──────── Stored data

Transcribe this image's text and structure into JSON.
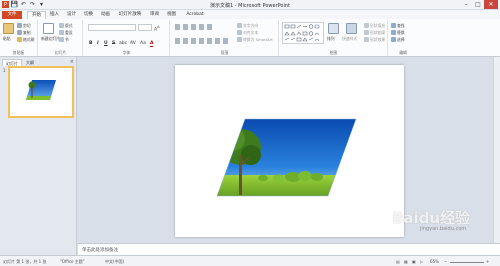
{
  "window": {
    "title": "演示文稿1 - Microsoft PowerPoint",
    "minimize": "–",
    "maximize": "□",
    "close": "✕"
  },
  "qat": {
    "save": "💾",
    "undo": "↶",
    "redo": "↷",
    "customize": "▾"
  },
  "tabs": [
    {
      "label": "文件"
    },
    {
      "label": "开始"
    },
    {
      "label": "插入"
    },
    {
      "label": "设计"
    },
    {
      "label": "切换"
    },
    {
      "label": "动画"
    },
    {
      "label": "幻灯片放映"
    },
    {
      "label": "审阅"
    },
    {
      "label": "视图"
    },
    {
      "label": "Acrobat"
    }
  ],
  "ribbon": {
    "clipboard": {
      "label": "剪贴板",
      "paste": "粘贴",
      "cut": "剪切",
      "copy": "复制",
      "format": "格式刷"
    },
    "slides": {
      "label": "幻灯片",
      "new_slide": "新建幻灯片",
      "layout": "版式",
      "reset": "重设",
      "section": "节"
    },
    "font": {
      "label": "字体",
      "bold": "B",
      "italic": "I",
      "underline": "U",
      "strike": "S",
      "shadow": "abc",
      "spacing": "AV",
      "case": "Aa",
      "color": "A"
    },
    "paragraph": {
      "label": "段落",
      "text_direction": "文字方向",
      "align_text": "对齐文本",
      "smartart": "转换为 SmartArt"
    },
    "drawing": {
      "label": "绘图",
      "arrange": "排列",
      "quick_styles": "快速样式",
      "fill": "形状填充",
      "outline": "形状轮廓",
      "effects": "形状效果"
    },
    "editing": {
      "label": "编辑",
      "find": "查找",
      "replace": "替换",
      "select": "选择"
    }
  },
  "left_pane": {
    "tabs": [
      {
        "label": "幻灯片"
      },
      {
        "label": "大纲"
      }
    ],
    "close": "×",
    "slide_number": "1"
  },
  "notes": {
    "placeholder": "单击此处添加备注"
  },
  "status": {
    "slide": "幻灯片 第 1 张，共 1 张",
    "theme": "\"Office 主题\"",
    "language": "中文(中国)",
    "zoom": "65%"
  },
  "watermark": {
    "text": "Baidu经验",
    "sub": "jingyan.baidu.com"
  },
  "colors": {
    "file_tab": "#d24726",
    "thumb_border": "#f1c15b",
    "sky": "#1c6fd1",
    "grass": "#7fbf2a"
  }
}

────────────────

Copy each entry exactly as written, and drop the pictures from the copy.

• Expected answer:
Transcribe this image's text and structure into JSON.
{
  "window": {
    "title": "演示文稿1 - Microsoft PowerPoint",
    "minimize": "–",
    "maximize": "□",
    "close": "✕"
  },
  "qat": {
    "save": "💾",
    "undo": "↶",
    "redo": "↷",
    "customize": "▾"
  },
  "tabs": [
    {
      "label": "文件"
    },
    {
      "label": "开始"
    },
    {
      "label": "插入"
    },
    {
      "label": "设计"
    },
    {
      "label": "切换"
    },
    {
      "label": "动画"
    },
    {
      "label": "幻灯片放映"
    },
    {
      "label": "审阅"
    },
    {
      "label": "视图"
    },
    {
      "label": "Acrobat"
    }
  ],
  "ribbon": {
    "clipboard": {
      "label": "剪贴板",
      "paste": "粘贴",
      "cut": "剪切",
      "copy": "复制",
      "format": "格式刷"
    },
    "slides": {
      "label": "幻灯片",
      "new_slide": "新建幻灯片",
      "layout": "版式",
      "reset": "重设",
      "section": "节"
    },
    "font": {
      "label": "字体",
      "bold": "B",
      "italic": "I",
      "underline": "U",
      "strike": "S",
      "shadow": "abc",
      "spacing": "AV",
      "case": "Aa",
      "color": "A"
    },
    "paragraph": {
      "label": "段落",
      "text_direction": "文字方向",
      "align_text": "对齐文本",
      "smartart": "转换为 SmartArt"
    },
    "drawing": {
      "label": "绘图",
      "arrange": "排列",
      "quick_styles": "快速样式",
      "fill": "形状填充",
      "outline": "形状轮廓",
      "effects": "形状效果"
    },
    "editing": {
      "label": "编辑",
      "find": "查找",
      "replace": "替换",
      "select": "选择"
    }
  },
  "left_pane": {
    "tabs": [
      {
        "label": "幻灯片"
      },
      {
        "label": "大纲"
      }
    ],
    "close": "×",
    "slide_number": "1"
  },
  "notes": {
    "placeholder": "单击此处添加备注"
  },
  "status": {
    "slide": "幻灯片 第 1 张，共 1 张",
    "theme": "\"Office 主题\"",
    "language": "中文(中国)",
    "zoom": "65%"
  },
  "watermark": {
    "text": "Baidu经验",
    "sub": "jingyan.baidu.com"
  },
  "colors": {
    "file_tab": "#d24726",
    "thumb_border": "#f1c15b",
    "sky": "#1c6fd1",
    "grass": "#7fbf2a"
  }
}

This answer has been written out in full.